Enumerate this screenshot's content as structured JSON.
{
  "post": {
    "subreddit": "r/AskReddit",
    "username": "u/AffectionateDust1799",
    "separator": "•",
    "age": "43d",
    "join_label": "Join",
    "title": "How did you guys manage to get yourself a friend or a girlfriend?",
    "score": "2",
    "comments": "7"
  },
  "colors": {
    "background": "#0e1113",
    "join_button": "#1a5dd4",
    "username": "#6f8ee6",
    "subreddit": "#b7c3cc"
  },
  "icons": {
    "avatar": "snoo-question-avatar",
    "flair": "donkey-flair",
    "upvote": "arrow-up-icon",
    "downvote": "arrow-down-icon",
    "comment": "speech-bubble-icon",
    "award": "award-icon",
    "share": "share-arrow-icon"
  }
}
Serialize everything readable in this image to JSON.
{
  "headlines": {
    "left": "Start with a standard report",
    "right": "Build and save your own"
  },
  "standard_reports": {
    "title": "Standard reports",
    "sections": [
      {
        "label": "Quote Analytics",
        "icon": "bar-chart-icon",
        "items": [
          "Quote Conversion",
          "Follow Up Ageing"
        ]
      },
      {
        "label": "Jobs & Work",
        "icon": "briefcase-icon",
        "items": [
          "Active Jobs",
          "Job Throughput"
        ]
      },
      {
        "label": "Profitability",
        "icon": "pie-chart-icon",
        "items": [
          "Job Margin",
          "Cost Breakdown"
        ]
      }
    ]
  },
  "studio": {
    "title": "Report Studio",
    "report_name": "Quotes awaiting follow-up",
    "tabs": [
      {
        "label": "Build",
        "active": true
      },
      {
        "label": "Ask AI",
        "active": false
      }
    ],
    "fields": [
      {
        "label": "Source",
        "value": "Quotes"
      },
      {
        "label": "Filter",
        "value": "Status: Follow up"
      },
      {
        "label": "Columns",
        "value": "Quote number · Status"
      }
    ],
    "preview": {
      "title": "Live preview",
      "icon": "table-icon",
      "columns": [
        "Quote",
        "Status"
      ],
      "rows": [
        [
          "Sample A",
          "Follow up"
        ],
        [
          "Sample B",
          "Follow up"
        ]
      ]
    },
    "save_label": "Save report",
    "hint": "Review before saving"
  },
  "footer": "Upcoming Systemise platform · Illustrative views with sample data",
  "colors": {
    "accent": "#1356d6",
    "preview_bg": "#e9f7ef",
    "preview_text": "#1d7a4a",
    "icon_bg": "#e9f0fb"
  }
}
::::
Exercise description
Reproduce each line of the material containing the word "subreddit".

Result of this exercise
    "subreddit": "r/AskReddit",
    "subreddit": "#b7c3cc"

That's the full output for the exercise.